The watercolors themselves can be kind of daunting when you walk along the isles of supplies in an art store. And the higher priced (better quality) tubes and cakes are really better than the cheap stuff. And of course choosing colors may also stop the faint of heart from looking. However, as a starter there is a nice Winsor Newton travel set that gives you a dozen colors, including a cake of “cheater” white gouache. I almost never use black (it’s not in this set) because once you start adding layers of black everything seems to go dark rather quickly. And too much black may even make your watercolor look kind of dirty. I let my dark blues (Indigo) and greens (sap green) do the dirty work—the darkest tones I use. Personally, I think you can get away with cheaper paints than cheaper paper. Oh, and don’t forget to try watercolor pencils, those are fun too.

Brushes can really cost a lot. I pretty much just use my trusty #14 synthetic watercolor brush for everything. It’s fat enough to hold the perfect amount of water/pigment to achieve nice washes on 9 by 12 inch watercolor paper. The tip works well for any detail you might like to add at the end, like the veins on this fall leaf. Oh, and keep your water clean—trying to mix beautiful colors with muddy water kind of muddies the colors, I think.
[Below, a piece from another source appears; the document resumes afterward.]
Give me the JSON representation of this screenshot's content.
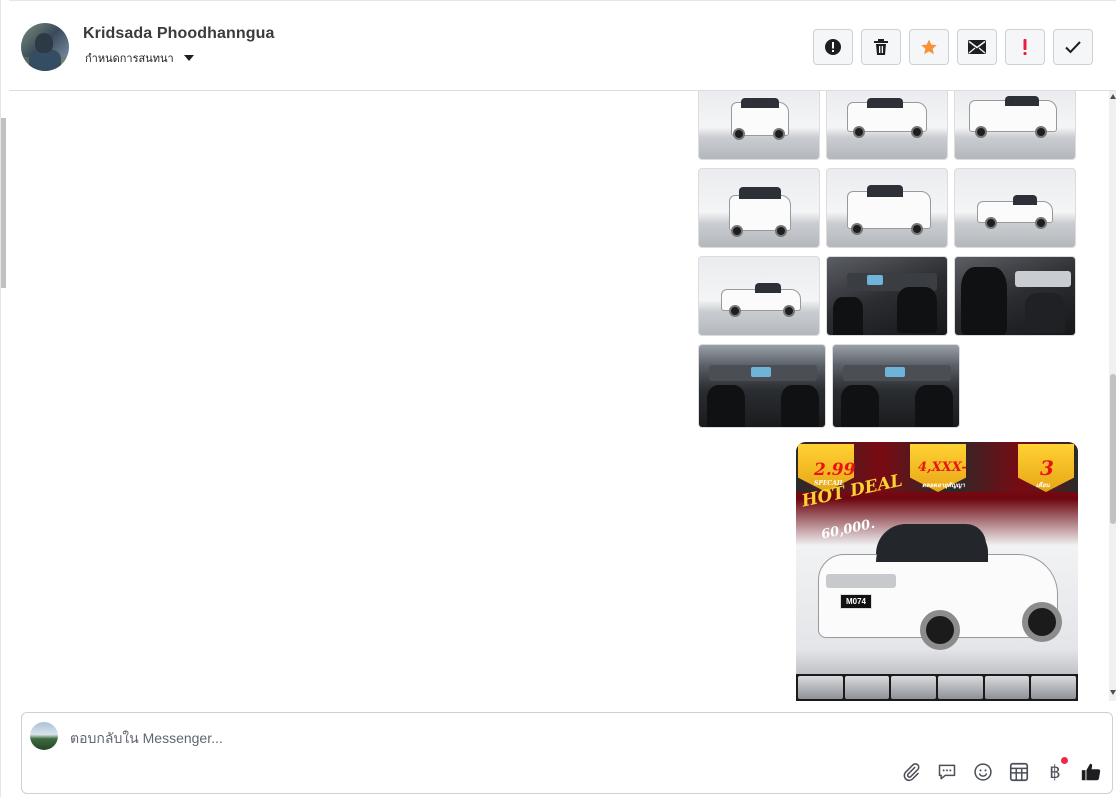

The “Patience” for Watercolor

So, now you’re ready to create a masterpiece. Not really. Probably the most important lesson I learned (with this leaf) was being patient while the paint dried between the many layers of color it took to create it. In fact, I used a small hair dryer to dry each layer of the “sepia-like” paint. Someone once asked me how many layers of color wash I put on before adding the final vein details. I lost count, but I think I applied at least 7 or 8 layers, drying each before applying the next. If you don’t let it dry completely, the brush and water will start to pick up the color you just laid down when you add the next layer. This can be very frustrating and might undo whatever plans you had. Oh, and it’s good to get up and walk around a bit to let the paint dry. And if you think you are done, you are. Know when to stop and really stop. It’s so easy to overwork watercolor and I somehow want my watercolor paintings to look kind of fresh, with plenty of white and soft places for your eye to go.

The “Passion” for Watercolor
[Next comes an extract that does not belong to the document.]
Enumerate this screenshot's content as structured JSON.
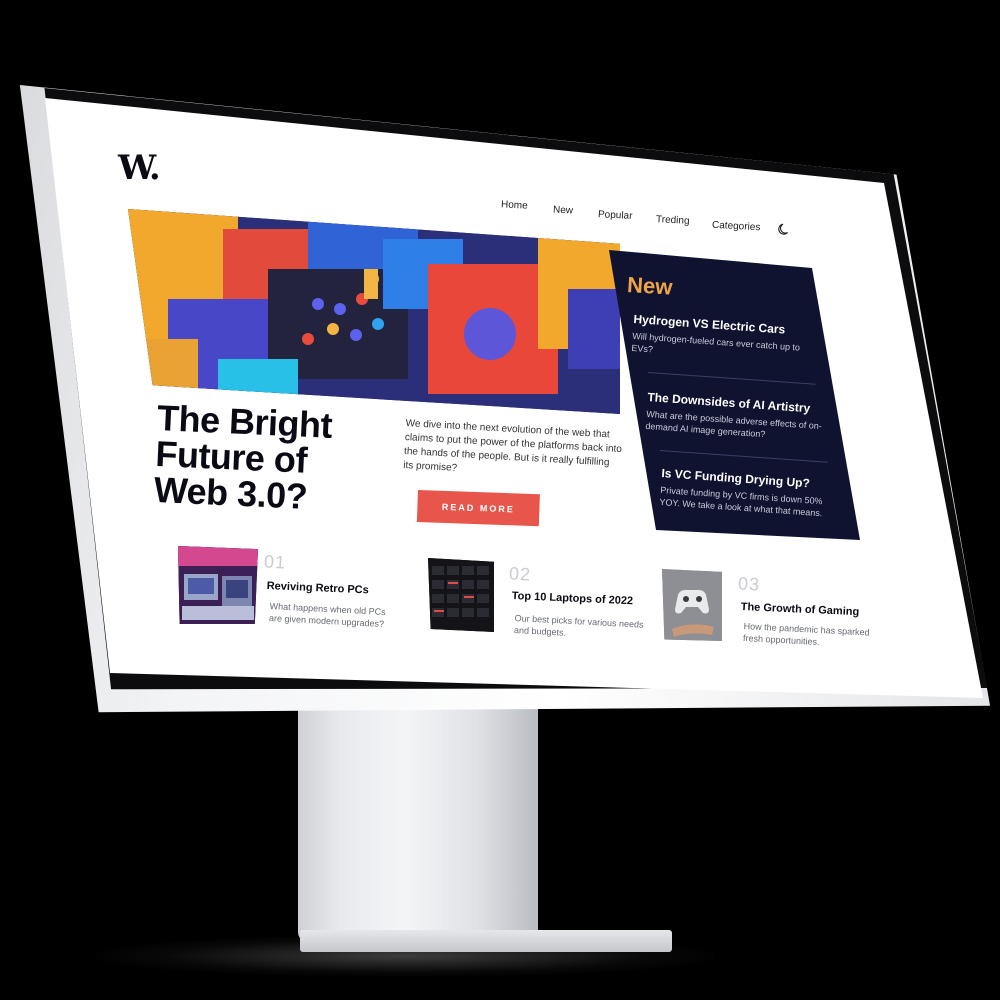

So, you might ask if I use this kind of watercolor technique anymore. Are you kidding? No way! It’s way too much work, and I have no idea where I would plug in a hair dryer when painting outside. Besides, hair dryers make a lot of noise—not very conducive to the natural plein air urban sketcher outside experience I am passionate about now. My outdoor paintings are the result of a kind of quick three-step approach that includes a snack. First, I find the perfect spot for that day’s painting, do a quick thumbnail sketch and set up my stuff. Then, I lay in all my washes and deepest, darkest shadows on watercolor paper. This helps me think about where I want to leave white spaces—covering 1/3 to ½ of what I plan to do on the whole page. This is not usually where I want too many colors to bleed into another—that kind of effect comes later. So, I take a few beats, look where I plan to add paint and mix more colors in my watercolor pots. Then I go back and forth in the painting and add more layers, encouraging colors to bleed or dry. It’s at this point I start to worry that I may be going too far with color or detail. I stop for a snack. This gives the painting a chance to really dry. After the snack I add final details that might include some Inktense pencil scribbles or watercolor crayons.
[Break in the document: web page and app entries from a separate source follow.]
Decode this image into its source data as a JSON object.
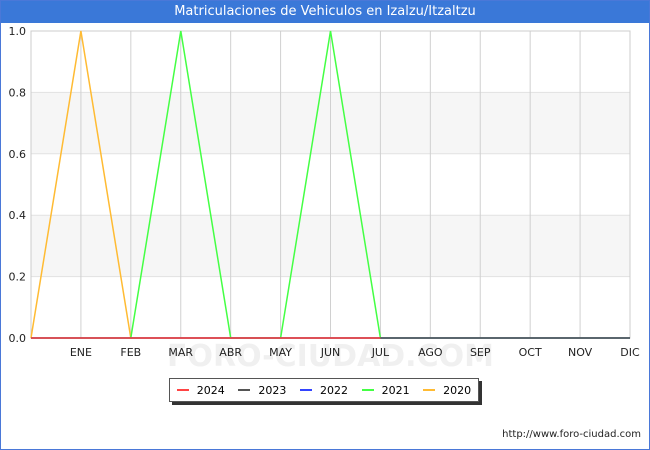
{
  "title": "Matriculaciones de Vehiculos en Izalzu/Itzaltzu",
  "footer": "http://www.foro-ciudad.com",
  "watermark": "FORO-CIUDAD.COM",
  "chart_data": {
    "type": "line",
    "title": "Matriculaciones de Vehiculos en Izalzu/Itzaltzu",
    "categories": [
      "",
      "ENE",
      "FEB",
      "MAR",
      "ABR",
      "MAY",
      "JUN",
      "JUL",
      "AGO",
      "SEP",
      "OCT",
      "NOV",
      "DIC"
    ],
    "ylim": [
      0,
      1.0
    ],
    "yticks": [
      "0.0",
      "0.2",
      "0.4",
      "0.6",
      "0.8",
      "1.0"
    ],
    "ytick_values": [
      0,
      0.2,
      0.4,
      0.6,
      0.8,
      1.0
    ],
    "grid": true,
    "legend_position": "bottom",
    "series": [
      {
        "name": "2024",
        "color": "#ff4444",
        "values": [
          0,
          0,
          0,
          0,
          0,
          0,
          0,
          0,
          null,
          null,
          null,
          null,
          null
        ]
      },
      {
        "name": "2023",
        "color": "#555555",
        "values": [
          0,
          0,
          0,
          0,
          0,
          0,
          0,
          0,
          0,
          0,
          0,
          0,
          0
        ]
      },
      {
        "name": "2022",
        "color": "#3344ff",
        "values": [
          0,
          0,
          0,
          0,
          0,
          0,
          0,
          0,
          0,
          0,
          0,
          0,
          0
        ]
      },
      {
        "name": "2021",
        "color": "#44ff44",
        "values": [
          0,
          0,
          0,
          1,
          0,
          0,
          1,
          0,
          0,
          0,
          0,
          0,
          0
        ]
      },
      {
        "name": "2020",
        "color": "#ffbb33",
        "values": [
          0,
          1,
          0,
          0,
          0,
          0,
          0,
          0,
          0,
          0,
          0,
          0,
          0
        ]
      }
    ]
  }
}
You might have already realized that I am still perfecting my watercolor technique. I think it will continue to be a life long passion for me. Mastering watercolor might seem like too much trouble and you might have a passion of your own. Maybe it’s oil painting or acrylics, or visiting art museums and galleries? Maybe your passion is baking, gardening or reading? Maybe you’re passionate about walking, running or traveling. It’s kind of like, if you had a time machine that could speed up or slow down time, what would you use it for? Would it be to zip through a day of work so you could spend time doing what you’re passionate about? And then, you could turn the speed to “slow” and linger a little longer doing what you love. If I had such a machine, I know how I would use it. What about you?